Volume 1 Page 210
“PSYCHOPHOBIA” IN RUSSIA
[Banner of Light, Boston, Vol. XXXIX, No. 5, April 29, 1876, p. 8]
To the Editor of the Banner of Light:
Dear Sir,—I have received from St. Petersburg the protests of Professor Butleroff and the Honorable Alexander Aksakoff, with a request from the latter gentleman that I will translate for our spiritual papers their just criticisms upon the action of the University Commission for the investigation of spiritual phenomena. I forward you the Butleroff paper.
The Commission has acted so unfairly at the preliminary séances, that these two gentlemen have declined to have anything more to do with it. Dr. Slade was about to sail for Europe under a contract to place himself at the disposal of the Commission (God help him!) but by the last mail instructions have been received by us to terminate this contract and make a new one. Dr. Slade having consented to the terms, will visit St. Petersburg, but will not have anything to do with the Commission.
I deeply regret that Russian men of science should have shown themselves as narrow-minded and unfair as the Willis persecutors of 1857, and the lofty souls of the Royal Society, who declined the invitation of the Dialectical Society.

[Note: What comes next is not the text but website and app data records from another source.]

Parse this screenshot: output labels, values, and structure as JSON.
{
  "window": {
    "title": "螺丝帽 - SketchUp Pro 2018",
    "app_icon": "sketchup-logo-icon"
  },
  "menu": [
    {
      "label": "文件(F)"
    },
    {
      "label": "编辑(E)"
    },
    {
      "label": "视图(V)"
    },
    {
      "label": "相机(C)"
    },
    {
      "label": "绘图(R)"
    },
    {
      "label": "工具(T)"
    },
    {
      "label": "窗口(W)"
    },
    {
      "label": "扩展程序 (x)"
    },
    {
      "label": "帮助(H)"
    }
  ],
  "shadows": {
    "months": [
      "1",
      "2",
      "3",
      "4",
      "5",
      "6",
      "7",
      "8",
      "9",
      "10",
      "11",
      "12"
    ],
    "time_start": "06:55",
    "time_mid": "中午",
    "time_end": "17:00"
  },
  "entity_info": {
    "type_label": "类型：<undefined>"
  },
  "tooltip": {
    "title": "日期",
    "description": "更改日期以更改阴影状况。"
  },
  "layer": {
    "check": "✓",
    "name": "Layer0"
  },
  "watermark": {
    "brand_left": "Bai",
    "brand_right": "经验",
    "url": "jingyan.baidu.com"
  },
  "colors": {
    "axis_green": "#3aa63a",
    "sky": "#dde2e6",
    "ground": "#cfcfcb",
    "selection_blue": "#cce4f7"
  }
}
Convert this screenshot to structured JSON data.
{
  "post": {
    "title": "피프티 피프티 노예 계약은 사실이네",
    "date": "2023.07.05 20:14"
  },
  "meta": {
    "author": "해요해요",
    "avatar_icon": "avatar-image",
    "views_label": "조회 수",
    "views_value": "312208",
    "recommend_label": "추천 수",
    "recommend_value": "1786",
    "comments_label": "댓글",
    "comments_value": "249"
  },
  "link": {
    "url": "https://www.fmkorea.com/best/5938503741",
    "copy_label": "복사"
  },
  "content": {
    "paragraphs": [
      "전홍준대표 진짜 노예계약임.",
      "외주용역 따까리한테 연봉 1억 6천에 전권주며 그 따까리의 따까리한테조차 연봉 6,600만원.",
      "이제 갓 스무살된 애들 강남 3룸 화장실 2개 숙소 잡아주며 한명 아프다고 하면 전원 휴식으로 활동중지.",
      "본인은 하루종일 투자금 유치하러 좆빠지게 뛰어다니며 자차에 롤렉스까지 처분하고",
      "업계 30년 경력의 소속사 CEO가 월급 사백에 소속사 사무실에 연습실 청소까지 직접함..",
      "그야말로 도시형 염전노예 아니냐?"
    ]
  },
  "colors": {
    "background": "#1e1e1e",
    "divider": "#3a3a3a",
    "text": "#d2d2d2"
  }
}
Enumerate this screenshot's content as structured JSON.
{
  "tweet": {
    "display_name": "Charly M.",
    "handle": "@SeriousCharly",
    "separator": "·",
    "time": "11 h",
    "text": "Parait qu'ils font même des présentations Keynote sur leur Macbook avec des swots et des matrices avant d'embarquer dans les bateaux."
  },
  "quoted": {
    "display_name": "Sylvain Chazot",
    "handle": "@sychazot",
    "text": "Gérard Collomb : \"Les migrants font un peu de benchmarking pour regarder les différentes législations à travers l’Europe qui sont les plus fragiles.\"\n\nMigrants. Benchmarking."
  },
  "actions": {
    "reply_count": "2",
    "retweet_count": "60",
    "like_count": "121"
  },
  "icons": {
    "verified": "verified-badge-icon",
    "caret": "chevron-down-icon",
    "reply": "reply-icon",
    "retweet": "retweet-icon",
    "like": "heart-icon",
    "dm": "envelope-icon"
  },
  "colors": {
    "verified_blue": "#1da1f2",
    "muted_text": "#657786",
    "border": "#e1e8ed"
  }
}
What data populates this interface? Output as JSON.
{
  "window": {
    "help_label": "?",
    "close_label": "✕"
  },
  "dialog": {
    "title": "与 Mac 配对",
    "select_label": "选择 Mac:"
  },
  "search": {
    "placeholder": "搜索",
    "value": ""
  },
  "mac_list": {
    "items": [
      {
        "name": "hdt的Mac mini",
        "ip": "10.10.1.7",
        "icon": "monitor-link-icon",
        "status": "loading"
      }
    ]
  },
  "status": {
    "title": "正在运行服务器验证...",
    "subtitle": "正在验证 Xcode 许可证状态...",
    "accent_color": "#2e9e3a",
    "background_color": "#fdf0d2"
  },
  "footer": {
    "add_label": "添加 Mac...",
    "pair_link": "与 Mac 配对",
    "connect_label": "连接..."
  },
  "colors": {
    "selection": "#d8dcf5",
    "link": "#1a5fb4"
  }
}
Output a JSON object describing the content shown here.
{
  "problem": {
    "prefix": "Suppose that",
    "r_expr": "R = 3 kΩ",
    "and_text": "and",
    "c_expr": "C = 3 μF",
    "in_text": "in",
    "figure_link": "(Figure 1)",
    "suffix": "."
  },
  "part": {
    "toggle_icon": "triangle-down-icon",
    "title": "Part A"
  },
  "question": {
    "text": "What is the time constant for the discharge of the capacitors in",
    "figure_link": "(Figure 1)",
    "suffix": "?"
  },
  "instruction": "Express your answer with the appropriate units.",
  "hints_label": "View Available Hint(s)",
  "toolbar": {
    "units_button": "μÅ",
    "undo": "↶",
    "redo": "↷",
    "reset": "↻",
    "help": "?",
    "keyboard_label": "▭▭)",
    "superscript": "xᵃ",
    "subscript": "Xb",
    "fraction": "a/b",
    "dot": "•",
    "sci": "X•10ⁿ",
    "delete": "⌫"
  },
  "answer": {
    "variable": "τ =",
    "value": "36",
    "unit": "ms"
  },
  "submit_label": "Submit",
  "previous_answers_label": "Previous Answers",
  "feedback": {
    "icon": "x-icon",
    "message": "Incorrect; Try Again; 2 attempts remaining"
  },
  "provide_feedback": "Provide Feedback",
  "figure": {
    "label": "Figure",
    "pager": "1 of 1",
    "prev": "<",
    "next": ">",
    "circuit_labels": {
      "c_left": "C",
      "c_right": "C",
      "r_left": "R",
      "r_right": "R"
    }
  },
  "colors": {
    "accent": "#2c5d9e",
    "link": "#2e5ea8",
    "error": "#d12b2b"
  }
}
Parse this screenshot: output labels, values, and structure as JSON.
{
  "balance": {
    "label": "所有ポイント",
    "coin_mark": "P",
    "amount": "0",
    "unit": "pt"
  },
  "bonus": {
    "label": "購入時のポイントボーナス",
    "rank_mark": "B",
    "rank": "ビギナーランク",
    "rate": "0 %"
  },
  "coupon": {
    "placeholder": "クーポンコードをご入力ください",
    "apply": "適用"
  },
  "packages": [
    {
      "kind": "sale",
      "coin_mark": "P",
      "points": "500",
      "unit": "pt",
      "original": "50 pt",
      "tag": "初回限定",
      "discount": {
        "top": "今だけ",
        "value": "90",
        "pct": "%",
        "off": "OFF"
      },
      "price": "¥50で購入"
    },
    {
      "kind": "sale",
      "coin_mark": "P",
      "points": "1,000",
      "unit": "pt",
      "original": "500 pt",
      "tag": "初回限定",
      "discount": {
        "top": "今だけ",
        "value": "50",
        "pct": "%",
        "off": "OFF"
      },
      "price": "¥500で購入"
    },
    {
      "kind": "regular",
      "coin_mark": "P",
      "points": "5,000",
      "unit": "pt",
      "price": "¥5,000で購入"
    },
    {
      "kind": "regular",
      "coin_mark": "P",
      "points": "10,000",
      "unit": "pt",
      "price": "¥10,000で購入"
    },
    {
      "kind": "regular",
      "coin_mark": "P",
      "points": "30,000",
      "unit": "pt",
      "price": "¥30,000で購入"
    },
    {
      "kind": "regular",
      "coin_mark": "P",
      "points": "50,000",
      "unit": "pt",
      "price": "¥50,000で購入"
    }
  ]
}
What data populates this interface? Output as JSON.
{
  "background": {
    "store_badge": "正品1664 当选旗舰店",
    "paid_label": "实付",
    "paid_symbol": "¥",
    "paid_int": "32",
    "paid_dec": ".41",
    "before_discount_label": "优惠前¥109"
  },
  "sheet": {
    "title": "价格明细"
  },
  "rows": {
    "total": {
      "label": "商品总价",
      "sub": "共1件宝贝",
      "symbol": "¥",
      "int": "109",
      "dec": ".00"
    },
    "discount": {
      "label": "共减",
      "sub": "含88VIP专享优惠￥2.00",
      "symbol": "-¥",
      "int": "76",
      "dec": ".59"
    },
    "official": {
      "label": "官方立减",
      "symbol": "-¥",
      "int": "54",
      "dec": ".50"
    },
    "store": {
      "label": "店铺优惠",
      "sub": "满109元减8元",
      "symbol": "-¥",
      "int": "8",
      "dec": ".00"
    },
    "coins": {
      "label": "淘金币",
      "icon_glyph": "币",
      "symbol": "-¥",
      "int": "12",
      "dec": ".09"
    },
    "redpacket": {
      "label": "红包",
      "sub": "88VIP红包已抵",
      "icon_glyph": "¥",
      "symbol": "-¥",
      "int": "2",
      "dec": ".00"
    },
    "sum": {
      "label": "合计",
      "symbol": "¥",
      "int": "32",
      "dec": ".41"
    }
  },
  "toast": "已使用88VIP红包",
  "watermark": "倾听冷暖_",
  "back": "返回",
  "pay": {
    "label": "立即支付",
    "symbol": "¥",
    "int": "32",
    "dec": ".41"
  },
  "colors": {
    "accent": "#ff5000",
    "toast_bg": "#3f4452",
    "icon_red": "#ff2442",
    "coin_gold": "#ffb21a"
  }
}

The documents appear in Russian, in the official journals of St. Petersburg. The evidence seems to show that the epidemic which, for the lack of another name, I propose to call PSYCHOPHOBIA, has attacked the scientists of my country as soon as the investigation of phenomenal Spiritualism and mediumism threatened to turn successful.
H. P. BLAVATSKY.
New York, April 21st, 1876.
[This article is followed by H.P.B.’s translation of Prof. Butleroff’s Paper addressed to the Commission appointed by the Society of Physical Sciences of the St. Petersburg University for the investigation of the spiritual phenomena. At one point, H.P.B. appended the following outspoken footnote:]
If I did not have it from Mr. Aksakoff himself, I would have been disposed to indignantly deny the charge that Russian scientists could stoop to the dirty methods of the police-spy. They had so little confidence, it appears, in their own experience and their ingenious apparatus, that they posted persons not officially connected with the Commission to peep through cracks and key holes!